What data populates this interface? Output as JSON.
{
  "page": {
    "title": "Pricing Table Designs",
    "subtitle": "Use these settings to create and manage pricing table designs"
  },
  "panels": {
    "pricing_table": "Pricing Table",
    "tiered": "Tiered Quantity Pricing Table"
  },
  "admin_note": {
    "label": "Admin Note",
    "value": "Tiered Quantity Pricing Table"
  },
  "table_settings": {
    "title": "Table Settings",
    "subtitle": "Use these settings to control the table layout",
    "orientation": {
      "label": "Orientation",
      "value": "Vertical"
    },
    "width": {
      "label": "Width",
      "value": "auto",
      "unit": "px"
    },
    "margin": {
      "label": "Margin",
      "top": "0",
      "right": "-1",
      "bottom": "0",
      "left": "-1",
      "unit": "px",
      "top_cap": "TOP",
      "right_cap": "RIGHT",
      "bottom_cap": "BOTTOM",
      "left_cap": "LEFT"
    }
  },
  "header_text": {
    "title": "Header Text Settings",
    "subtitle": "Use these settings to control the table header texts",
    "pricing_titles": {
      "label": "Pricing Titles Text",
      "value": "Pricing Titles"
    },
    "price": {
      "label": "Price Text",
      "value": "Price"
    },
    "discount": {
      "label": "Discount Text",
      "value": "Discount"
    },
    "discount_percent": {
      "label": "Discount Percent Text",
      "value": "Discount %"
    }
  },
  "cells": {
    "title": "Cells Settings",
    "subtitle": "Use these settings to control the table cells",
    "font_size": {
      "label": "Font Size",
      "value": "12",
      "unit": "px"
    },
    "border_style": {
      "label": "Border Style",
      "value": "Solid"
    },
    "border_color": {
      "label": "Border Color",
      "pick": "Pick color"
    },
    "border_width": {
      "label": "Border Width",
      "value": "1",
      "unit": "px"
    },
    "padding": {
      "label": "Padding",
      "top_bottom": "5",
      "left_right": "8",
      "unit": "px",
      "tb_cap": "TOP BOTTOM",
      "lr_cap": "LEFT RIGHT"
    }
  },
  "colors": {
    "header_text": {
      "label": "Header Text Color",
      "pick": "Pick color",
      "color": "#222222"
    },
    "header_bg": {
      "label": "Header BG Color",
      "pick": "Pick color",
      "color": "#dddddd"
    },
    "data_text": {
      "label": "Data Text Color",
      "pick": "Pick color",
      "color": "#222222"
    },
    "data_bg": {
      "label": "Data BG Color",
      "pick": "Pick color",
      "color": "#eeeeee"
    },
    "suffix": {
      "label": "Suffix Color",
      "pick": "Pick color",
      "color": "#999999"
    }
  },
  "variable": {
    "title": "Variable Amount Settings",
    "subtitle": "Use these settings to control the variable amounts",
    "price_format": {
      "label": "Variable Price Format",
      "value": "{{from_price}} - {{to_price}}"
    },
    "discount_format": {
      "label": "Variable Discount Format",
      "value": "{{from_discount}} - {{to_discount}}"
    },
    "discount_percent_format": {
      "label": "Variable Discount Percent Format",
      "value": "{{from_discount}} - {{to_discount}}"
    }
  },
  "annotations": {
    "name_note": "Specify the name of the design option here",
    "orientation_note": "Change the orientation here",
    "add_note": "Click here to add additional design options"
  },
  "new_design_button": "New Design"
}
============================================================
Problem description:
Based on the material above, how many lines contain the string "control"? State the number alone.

Problem solution:
4